• **What to do**
Reproduce the records below word for word.

[Element data from apps and pages]
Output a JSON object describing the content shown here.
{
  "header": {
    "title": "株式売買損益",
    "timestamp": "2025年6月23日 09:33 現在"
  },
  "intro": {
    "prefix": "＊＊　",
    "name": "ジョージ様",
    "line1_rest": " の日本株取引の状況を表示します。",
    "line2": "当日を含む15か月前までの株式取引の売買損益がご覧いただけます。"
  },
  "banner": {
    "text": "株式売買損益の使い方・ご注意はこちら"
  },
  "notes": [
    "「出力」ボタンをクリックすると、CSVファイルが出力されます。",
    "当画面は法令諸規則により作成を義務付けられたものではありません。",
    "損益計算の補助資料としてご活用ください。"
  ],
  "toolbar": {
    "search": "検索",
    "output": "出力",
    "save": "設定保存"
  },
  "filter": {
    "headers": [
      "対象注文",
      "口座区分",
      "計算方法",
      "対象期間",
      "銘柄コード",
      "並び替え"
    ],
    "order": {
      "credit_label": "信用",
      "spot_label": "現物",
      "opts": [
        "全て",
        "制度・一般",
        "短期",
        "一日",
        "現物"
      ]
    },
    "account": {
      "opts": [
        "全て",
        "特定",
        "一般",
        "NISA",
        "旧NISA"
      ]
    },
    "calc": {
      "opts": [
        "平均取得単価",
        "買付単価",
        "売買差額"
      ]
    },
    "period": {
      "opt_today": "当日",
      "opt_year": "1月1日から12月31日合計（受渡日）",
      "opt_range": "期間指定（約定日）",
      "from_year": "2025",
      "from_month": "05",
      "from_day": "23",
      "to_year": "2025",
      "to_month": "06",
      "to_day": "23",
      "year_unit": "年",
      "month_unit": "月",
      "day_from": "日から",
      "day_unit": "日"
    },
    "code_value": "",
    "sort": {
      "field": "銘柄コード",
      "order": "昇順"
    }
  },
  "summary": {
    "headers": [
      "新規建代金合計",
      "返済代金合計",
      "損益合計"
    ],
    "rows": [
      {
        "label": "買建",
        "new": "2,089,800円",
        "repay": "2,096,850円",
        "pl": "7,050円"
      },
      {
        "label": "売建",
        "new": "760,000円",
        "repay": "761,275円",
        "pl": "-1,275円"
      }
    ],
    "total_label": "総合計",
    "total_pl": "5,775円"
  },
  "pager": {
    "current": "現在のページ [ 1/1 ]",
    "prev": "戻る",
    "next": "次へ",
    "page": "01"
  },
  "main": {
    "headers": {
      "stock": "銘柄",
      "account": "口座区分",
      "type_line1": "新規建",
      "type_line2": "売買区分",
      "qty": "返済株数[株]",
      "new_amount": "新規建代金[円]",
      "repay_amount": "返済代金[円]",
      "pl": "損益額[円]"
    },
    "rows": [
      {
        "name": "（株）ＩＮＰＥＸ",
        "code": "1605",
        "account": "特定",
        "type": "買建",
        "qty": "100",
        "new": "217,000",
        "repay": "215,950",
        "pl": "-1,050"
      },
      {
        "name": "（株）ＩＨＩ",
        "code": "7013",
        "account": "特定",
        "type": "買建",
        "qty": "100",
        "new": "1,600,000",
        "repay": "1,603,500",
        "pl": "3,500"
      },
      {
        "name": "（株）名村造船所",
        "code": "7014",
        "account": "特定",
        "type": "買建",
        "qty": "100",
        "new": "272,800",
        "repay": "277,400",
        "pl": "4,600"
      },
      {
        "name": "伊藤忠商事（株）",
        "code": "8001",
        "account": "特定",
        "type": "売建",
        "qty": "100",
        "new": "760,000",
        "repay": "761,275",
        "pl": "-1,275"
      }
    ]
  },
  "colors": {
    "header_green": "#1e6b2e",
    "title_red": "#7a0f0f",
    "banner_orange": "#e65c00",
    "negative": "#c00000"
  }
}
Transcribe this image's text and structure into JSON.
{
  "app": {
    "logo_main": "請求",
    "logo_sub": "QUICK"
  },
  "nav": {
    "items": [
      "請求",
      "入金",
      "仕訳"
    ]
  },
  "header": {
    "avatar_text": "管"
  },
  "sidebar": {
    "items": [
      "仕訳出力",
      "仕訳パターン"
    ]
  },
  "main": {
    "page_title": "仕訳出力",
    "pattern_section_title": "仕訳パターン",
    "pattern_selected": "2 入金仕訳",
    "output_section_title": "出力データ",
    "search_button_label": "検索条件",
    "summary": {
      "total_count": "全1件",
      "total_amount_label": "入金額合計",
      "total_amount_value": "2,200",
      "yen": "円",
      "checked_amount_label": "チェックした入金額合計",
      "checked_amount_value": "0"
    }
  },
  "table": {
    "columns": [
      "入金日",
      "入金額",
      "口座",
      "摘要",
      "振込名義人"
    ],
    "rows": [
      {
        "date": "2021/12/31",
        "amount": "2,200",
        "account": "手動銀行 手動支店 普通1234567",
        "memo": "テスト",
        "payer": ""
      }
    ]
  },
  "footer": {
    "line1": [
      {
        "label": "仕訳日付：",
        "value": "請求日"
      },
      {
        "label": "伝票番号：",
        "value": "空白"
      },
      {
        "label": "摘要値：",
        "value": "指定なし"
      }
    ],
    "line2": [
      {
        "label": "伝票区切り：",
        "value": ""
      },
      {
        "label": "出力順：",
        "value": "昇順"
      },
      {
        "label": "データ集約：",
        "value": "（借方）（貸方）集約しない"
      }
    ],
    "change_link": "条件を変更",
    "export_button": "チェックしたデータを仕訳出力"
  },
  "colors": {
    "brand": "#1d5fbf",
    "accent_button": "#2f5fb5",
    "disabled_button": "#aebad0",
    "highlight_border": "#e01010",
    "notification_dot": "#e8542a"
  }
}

• **Your response**
Output a JSON object describing the content shown here.
{
  "header": {
    "title": "株式売買損益",
    "timestamp": "2025年6月23日 09:33 現在"
  },
  "intro": {
    "prefix": "＊＊　",
    "name": "ジョージ様",
    "line1_rest": " の日本株取引の状況を表示します。",
    "line2": "当日を含む15か月前までの株式取引の売買損益がご覧いただけます。"
  },
  "banner": {
    "text": "株式売買損益の使い方・ご注意はこちら"
  },
  "notes": [
    "「出力」ボタンをクリックすると、CSVファイルが出力されます。",
    "当画面は法令諸規則により作成を義務付けられたものではありません。",
    "損益計算の補助資料としてご活用ください。"
  ],
  "toolbar": {
    "search": "検索",
    "output": "出力",
    "save": "設定保存"
  },
  "filter": {
    "headers": [
      "対象注文",
      "口座区分",
      "計算方法",
      "対象期間",
      "銘柄コード",
      "並び替え"
    ],
    "order": {
      "credit_label": "信用",
      "spot_label": "現物",
      "opts": [
        "全て",
        "制度・一般",
        "短期",
        "一日",
        "現物"
      ]
    },
    "account": {
      "opts": [
        "全て",
        "特定",
        "一般",
        "NISA",
        "旧NISA"
      ]
    },
    "calc": {
      "opts": [
        "平均取得単価",
        "買付単価",
        "売買差額"
      ]
    },
    "period": {
      "opt_today": "当日",
      "opt_year": "1月1日から12月31日合計（受渡日）",
      "opt_range": "期間指定（約定日）",
      "from_year": "2025",
      "from_month": "05",
      "from_day": "23",
      "to_year": "2025",
      "to_month": "06",
      "to_day": "23",
      "year_unit": "年",
      "month_unit": "月",
      "day_from": "日から",
      "day_unit": "日"
    },
    "code_value": "",
    "sort": {
      "field": "銘柄コード",
      "order": "昇順"
    }
  },
  "summary": {
    "headers": [
      "新規建代金合計",
      "返済代金合計",
      "損益合計"
    ],
    "rows": [
      {
        "label": "買建",
        "new": "2,089,800円",
        "repay": "2,096,850円",
        "pl": "7,050円"
      },
      {
        "label": "売建",
        "new": "760,000円",
        "repay": "761,275円",
        "pl": "-1,275円"
      }
    ],
    "total_label": "総合計",
    "total_pl": "5,775円"
  },
  "pager": {
    "current": "現在のページ [ 1/1 ]",
    "prev": "戻る",
    "next": "次へ",
    "page": "01"
  },
  "main": {
    "headers": {
      "stock": "銘柄",
      "account": "口座区分",
      "type_line1": "新規建",
      "type_line2": "売買区分",
      "qty": "返済株数[株]",
      "new_amount": "新規建代金[円]",
      "repay_amount": "返済代金[円]",
      "pl": "損益額[円]"
    },
    "rows": [
      {
        "name": "（株）ＩＮＰＥＸ",
        "code": "1605",
        "account": "特定",
        "type": "買建",
        "qty": "100",
        "new": "217,000",
        "repay": "215,950",
        "pl": "-1,050"
      },
      {
        "name": "（株）ＩＨＩ",
        "code": "7013",
        "account": "特定",
        "type": "買建",
        "qty": "100",
        "new": "1,600,000",
        "repay": "1,603,500",
        "pl": "3,500"
      },
      {
        "name": "（株）名村造船所",
        "code": "7014",
        "account": "特定",
        "type": "買建",
        "qty": "100",
        "new": "272,800",
        "repay": "277,400",
        "pl": "4,600"
      },
      {
        "name": "伊藤忠商事（株）",
        "code": "8001",
        "account": "特定",
        "type": "売建",
        "qty": "100",
        "new": "760,000",
        "repay": "761,275",
        "pl": "-1,275"
      }
    ]
  },
  "colors": {
    "header_green": "#1e6b2e",
    "title_red": "#7a0f0f",
    "banner_orange": "#e65c00",
    "negative": "#c00000"
  }
}
Transcribe this image's text and structure into JSON.
{
  "app": {
    "logo_main": "請求",
    "logo_sub": "QUICK"
  },
  "nav": {
    "items": [
      "請求",
      "入金",
      "仕訳"
    ]
  },
  "header": {
    "avatar_text": "管"
  },
  "sidebar": {
    "items": [
      "仕訳出力",
      "仕訳パターン"
    ]
  },
  "main": {
    "page_title": "仕訳出力",
    "pattern_section_title": "仕訳パターン",
    "pattern_selected": "2 入金仕訳",
    "output_section_title": "出力データ",
    "search_button_label": "検索条件",
    "summary": {
      "total_count": "全1件",
      "total_amount_label": "入金額合計",
      "total_amount_value": "2,200",
      "yen": "円",
      "checked_amount_label": "チェックした入金額合計",
      "checked_amount_value": "0"
    }
  },
  "table": {
    "columns": [
      "入金日",
      "入金額",
      "口座",
      "摘要",
      "振込名義人"
    ],
    "rows": [
      {
        "date": "2021/12/31",
        "amount": "2,200",
        "account": "手動銀行 手動支店 普通1234567",
        "memo": "テスト",
        "payer": ""
      }
    ]
  },
  "footer": {
    "line1": [
      {
        "label": "仕訳日付：",
        "value": "請求日"
      },
      {
        "label": "伝票番号：",
        "value": "空白"
      },
      {
        "label": "摘要値：",
        "value": "指定なし"
      }
    ],
    "line2": [
      {
        "label": "伝票区切り：",
        "value": ""
      },
      {
        "label": "出力順：",
        "value": "昇順"
      },
      {
        "label": "データ集約：",
        "value": "（借方）（貸方）集約しない"
      }
    ],
    "change_link": "条件を変更",
    "export_button": "チェックしたデータを仕訳出力"
  },
  "colors": {
    "brand": "#1d5fbf",
    "accent_button": "#2f5fb5",
    "disabled_button": "#aebad0",
    "highlight_border": "#e01010",
    "notification_dot": "#e8542a"
  }
}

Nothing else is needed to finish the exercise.